Page and application data records
........
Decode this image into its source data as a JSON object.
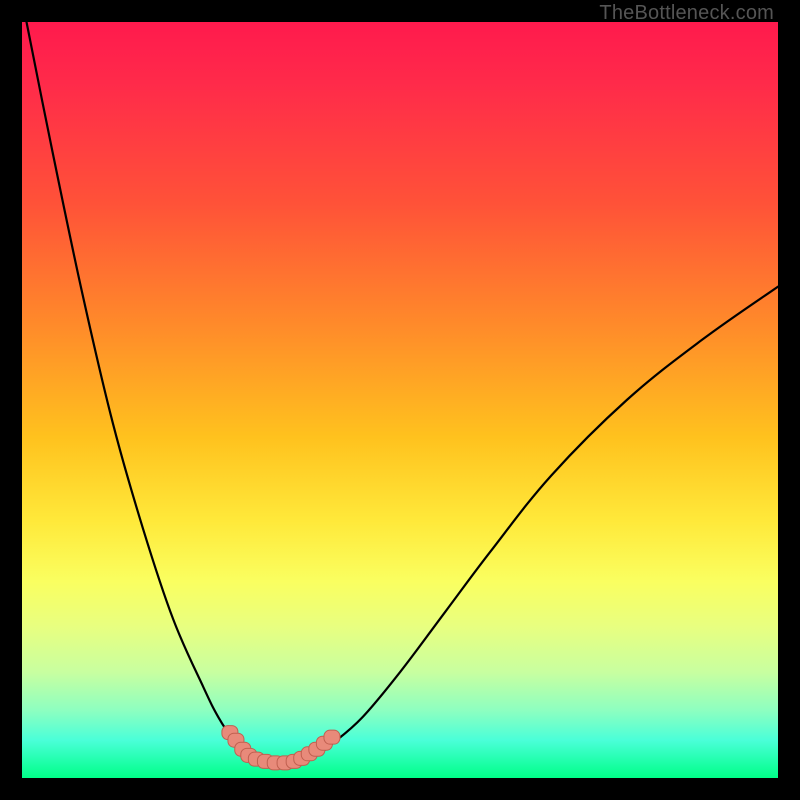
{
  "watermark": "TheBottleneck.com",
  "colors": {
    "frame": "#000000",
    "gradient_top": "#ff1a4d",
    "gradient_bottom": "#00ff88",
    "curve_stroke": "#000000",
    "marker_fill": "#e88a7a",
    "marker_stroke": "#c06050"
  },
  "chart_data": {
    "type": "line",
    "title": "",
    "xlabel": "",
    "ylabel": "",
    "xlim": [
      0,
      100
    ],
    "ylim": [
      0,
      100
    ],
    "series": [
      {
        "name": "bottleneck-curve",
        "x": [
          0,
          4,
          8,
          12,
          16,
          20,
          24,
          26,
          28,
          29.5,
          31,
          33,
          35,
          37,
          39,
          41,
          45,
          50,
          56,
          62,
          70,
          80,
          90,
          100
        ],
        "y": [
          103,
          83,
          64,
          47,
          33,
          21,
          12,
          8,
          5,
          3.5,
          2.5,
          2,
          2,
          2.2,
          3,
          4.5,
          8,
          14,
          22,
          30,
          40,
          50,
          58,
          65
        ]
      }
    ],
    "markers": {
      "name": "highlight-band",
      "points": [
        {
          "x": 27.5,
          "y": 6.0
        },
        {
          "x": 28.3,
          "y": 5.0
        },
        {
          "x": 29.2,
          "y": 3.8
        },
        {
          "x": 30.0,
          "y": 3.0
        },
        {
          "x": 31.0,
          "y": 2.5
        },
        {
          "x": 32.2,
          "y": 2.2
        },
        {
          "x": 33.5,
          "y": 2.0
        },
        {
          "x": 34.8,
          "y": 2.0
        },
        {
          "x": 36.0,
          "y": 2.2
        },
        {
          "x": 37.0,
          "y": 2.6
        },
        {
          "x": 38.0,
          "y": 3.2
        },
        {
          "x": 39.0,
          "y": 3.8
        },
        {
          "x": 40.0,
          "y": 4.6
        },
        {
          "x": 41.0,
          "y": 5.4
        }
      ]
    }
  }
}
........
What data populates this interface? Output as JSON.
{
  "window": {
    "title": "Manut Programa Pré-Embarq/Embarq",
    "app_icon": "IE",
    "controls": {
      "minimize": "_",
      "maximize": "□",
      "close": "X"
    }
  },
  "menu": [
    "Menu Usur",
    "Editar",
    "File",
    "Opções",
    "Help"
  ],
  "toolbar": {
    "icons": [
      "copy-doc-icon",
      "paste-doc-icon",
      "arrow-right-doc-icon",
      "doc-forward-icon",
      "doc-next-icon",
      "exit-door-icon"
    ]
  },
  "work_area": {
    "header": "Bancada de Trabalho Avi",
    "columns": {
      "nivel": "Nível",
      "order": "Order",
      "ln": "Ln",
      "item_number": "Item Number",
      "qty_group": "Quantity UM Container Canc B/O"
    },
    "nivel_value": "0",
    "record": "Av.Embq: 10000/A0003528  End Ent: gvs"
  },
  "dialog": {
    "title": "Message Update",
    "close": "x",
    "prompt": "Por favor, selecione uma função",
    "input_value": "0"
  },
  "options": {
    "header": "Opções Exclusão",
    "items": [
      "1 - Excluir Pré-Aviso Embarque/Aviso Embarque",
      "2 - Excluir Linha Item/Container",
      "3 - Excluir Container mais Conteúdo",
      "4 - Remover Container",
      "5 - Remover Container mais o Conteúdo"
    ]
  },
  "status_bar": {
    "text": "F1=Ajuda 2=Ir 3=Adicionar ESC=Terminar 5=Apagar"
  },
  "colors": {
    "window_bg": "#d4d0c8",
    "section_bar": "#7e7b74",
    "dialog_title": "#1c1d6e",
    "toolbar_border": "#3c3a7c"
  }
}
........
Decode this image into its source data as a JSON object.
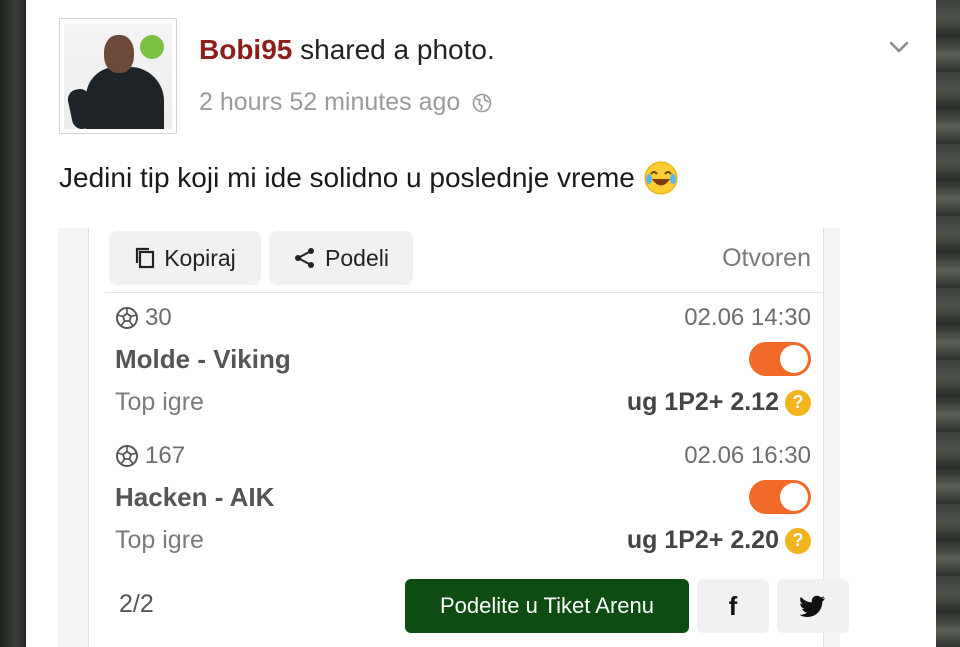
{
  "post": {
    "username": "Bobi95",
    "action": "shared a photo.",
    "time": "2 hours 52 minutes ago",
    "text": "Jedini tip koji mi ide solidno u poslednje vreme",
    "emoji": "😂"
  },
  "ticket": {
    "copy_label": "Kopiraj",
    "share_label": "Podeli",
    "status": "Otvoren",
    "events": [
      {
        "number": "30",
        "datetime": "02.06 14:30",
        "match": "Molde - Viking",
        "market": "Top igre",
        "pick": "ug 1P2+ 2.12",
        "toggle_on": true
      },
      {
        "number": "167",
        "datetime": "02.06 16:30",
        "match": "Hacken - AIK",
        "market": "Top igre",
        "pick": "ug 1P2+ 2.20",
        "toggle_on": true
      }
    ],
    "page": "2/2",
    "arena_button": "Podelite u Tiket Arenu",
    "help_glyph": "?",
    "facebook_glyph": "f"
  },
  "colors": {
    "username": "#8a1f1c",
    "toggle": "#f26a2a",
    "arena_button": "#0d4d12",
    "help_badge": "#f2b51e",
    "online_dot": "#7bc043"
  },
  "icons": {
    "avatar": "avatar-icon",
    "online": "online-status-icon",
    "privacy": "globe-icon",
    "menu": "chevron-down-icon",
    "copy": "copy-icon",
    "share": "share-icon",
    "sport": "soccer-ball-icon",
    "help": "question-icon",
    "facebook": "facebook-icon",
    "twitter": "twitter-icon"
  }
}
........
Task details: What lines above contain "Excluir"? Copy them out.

Result for this exercise:
      "1 - Excluir Pré-Aviso Embarque/Aviso Embarque",
      "2 - Excluir Linha Item/Container",
      "3 - Excluir Container mais Conteúdo",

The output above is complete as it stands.